▶ **EXERCISE PROMPT**
As you look over the data below, please find each line where the word "붙여넣기" appears, then copy it.

▶ **RECORDS FOR THE EXERCISE**
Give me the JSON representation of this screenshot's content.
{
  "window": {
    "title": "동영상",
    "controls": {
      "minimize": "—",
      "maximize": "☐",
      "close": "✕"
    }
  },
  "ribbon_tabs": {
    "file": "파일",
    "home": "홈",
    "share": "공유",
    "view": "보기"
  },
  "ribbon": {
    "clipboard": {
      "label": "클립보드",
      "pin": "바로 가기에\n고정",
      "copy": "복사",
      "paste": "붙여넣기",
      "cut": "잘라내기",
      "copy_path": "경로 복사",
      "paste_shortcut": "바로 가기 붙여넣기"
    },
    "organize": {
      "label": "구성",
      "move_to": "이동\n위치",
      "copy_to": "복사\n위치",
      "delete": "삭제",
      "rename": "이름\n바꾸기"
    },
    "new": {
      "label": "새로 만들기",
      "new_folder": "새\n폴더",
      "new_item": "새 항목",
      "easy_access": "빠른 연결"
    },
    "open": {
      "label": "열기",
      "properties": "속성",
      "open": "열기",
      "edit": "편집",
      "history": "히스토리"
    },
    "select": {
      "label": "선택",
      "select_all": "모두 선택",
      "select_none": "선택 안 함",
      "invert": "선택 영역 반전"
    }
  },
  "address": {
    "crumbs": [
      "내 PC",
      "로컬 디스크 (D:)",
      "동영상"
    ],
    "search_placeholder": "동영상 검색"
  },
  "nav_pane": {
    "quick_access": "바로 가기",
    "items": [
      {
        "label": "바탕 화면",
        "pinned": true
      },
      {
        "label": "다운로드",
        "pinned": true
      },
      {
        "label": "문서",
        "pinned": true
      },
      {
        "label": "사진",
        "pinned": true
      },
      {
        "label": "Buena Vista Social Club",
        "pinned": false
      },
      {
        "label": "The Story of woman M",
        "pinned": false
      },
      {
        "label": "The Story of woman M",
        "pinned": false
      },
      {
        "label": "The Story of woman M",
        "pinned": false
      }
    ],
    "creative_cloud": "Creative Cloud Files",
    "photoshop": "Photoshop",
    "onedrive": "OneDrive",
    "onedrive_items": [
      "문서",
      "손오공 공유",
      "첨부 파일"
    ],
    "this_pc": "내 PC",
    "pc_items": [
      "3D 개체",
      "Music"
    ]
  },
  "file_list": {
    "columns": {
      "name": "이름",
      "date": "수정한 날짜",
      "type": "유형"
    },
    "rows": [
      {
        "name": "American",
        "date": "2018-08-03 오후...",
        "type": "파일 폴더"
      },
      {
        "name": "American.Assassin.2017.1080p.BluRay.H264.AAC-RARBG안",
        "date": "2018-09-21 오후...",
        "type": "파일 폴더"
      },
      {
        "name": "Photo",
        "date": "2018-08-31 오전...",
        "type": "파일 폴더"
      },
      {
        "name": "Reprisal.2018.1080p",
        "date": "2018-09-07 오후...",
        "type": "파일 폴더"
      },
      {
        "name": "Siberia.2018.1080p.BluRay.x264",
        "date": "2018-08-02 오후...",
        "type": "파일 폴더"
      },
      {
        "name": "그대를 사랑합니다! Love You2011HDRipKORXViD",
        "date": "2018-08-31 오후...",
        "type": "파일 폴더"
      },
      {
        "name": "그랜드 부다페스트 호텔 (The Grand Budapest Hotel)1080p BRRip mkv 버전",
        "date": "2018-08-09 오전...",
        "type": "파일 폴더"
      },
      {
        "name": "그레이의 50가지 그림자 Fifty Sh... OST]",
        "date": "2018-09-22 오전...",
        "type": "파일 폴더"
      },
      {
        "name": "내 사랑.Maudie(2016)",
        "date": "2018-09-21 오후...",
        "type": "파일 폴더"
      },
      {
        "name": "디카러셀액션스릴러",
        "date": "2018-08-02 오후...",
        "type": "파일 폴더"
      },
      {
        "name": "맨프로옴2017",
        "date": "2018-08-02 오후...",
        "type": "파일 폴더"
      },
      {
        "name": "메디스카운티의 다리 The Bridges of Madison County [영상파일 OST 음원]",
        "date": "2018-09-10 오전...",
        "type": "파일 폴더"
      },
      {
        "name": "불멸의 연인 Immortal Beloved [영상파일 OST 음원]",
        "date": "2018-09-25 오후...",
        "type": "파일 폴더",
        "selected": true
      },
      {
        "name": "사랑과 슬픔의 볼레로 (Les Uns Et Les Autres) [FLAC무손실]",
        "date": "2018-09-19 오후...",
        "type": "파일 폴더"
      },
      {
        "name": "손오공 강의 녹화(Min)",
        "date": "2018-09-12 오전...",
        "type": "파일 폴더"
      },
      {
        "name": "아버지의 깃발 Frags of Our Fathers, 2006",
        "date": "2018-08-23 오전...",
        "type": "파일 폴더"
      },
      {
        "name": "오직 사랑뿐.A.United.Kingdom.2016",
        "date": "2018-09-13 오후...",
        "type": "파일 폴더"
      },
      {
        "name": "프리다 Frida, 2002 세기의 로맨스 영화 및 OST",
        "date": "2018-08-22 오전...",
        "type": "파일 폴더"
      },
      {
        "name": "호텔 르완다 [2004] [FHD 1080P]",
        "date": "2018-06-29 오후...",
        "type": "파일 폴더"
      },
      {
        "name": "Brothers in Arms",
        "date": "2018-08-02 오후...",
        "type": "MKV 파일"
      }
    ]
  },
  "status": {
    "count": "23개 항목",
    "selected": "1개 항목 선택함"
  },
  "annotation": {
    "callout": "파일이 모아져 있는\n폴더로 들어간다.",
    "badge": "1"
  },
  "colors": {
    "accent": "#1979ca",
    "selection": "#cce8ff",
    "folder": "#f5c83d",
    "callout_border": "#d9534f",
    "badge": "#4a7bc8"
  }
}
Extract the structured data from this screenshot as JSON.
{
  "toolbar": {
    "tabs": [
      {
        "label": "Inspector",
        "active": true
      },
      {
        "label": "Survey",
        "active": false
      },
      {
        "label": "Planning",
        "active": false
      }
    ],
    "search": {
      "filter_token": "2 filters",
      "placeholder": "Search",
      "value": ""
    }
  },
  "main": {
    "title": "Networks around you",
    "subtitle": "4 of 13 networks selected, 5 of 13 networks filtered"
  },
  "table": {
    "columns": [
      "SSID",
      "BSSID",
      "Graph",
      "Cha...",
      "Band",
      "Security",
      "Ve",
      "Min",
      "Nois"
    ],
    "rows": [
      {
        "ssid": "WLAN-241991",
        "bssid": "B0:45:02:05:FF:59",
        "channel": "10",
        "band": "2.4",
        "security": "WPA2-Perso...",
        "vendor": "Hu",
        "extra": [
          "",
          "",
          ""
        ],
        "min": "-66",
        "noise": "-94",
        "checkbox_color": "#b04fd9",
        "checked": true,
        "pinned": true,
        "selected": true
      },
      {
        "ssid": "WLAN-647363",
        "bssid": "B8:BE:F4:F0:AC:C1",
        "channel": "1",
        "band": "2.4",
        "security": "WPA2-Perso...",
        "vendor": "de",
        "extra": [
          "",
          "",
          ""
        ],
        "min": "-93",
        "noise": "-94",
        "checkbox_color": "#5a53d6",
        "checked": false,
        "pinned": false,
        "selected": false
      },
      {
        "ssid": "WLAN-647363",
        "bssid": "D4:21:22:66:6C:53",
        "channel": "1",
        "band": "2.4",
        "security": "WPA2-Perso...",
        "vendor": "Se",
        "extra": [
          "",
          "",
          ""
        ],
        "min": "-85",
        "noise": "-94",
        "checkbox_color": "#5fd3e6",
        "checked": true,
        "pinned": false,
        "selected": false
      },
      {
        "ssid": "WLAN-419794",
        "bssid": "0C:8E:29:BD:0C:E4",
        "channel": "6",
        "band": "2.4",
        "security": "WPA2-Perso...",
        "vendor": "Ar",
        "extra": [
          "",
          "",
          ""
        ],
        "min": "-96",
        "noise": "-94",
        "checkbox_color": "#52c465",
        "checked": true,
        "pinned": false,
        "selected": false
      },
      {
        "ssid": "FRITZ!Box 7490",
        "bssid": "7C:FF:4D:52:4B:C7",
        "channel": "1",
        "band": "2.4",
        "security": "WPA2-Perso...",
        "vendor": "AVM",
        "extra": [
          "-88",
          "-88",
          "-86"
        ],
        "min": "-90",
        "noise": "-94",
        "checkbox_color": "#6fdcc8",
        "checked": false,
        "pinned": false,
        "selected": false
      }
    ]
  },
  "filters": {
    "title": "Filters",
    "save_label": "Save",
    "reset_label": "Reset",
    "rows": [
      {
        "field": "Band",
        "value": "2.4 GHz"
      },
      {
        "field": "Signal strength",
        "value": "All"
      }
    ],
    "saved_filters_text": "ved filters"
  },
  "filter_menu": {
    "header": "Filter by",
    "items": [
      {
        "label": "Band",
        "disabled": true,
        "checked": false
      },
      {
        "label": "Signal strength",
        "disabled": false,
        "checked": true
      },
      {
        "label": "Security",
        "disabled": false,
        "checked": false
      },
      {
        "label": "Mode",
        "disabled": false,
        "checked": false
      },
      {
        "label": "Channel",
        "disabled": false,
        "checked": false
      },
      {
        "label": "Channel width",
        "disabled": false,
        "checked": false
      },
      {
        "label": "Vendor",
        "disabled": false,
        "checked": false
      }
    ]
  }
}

▶ **SOLUTION**
      "paste": "붙여넣기",
      "paste_shortcut": "바로 가기 붙여넣기"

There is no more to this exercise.